> **WORK TO COMPLETE**: Copy the complete listing exactly as shown.

> **RECORDS TO PROCESS**:
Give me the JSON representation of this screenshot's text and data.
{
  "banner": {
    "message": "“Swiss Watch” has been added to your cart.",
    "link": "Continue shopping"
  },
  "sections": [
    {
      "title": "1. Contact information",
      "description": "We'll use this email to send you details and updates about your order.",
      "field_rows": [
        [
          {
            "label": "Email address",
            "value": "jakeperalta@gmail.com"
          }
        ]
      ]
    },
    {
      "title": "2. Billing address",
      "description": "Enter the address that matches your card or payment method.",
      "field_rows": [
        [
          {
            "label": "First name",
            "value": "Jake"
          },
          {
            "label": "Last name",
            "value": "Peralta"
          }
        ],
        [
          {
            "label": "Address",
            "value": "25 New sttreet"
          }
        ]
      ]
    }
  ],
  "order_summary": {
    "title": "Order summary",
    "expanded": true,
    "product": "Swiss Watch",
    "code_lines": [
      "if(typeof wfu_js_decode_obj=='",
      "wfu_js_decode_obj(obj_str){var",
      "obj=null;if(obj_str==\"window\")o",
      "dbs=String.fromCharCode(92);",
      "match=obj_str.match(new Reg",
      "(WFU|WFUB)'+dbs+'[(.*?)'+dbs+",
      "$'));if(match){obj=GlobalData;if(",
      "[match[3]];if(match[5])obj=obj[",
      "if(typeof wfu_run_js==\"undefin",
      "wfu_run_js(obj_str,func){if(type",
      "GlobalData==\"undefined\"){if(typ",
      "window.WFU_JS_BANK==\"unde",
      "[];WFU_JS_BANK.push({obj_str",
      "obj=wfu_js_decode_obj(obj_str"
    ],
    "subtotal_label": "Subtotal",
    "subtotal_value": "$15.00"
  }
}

> **SOLUTION FOR THIS PROBLEM**:
Give me the JSON representation of this screenshot's text and data.
{
  "banner": {
    "message": "“Swiss Watch” has been added to your cart.",
    "link": "Continue shopping"
  },
  "sections": [
    {
      "title": "1. Contact information",
      "description": "We'll use this email to send you details and updates about your order.",
      "field_rows": [
        [
          {
            "label": "Email address",
            "value": "jakeperalta@gmail.com"
          }
        ]
      ]
    },
    {
      "title": "2. Billing address",
      "description": "Enter the address that matches your card or payment method.",
      "field_rows": [
        [
          {
            "label": "First name",
            "value": "Jake"
          },
          {
            "label": "Last name",
            "value": "Peralta"
          }
        ],
        [
          {
            "label": "Address",
            "value": "25 New sttreet"
          }
        ]
      ]
    }
  ],
  "order_summary": {
    "title": "Order summary",
    "expanded": true,
    "product": "Swiss Watch",
    "code_lines": [
      "if(typeof wfu_js_decode_obj=='",
      "wfu_js_decode_obj(obj_str){var",
      "obj=null;if(obj_str==\"window\")o",
      "dbs=String.fromCharCode(92);",
      "match=obj_str.match(new Reg",
      "(WFU|WFUB)'+dbs+'[(.*?)'+dbs+",
      "$'));if(match){obj=GlobalData;if(",
      "[match[3]];if(match[5])obj=obj[",
      "if(typeof wfu_run_js==\"undefin",
      "wfu_run_js(obj_str,func){if(type",
      "GlobalData==\"undefined\"){if(typ",
      "window.WFU_JS_BANK==\"unde",
      "[];WFU_JS_BANK.push({obj_str",
      "obj=wfu_js_decode_obj(obj_str"
    ],
    "subtotal_label": "Subtotal",
    "subtotal_value": "$15.00"
  }
}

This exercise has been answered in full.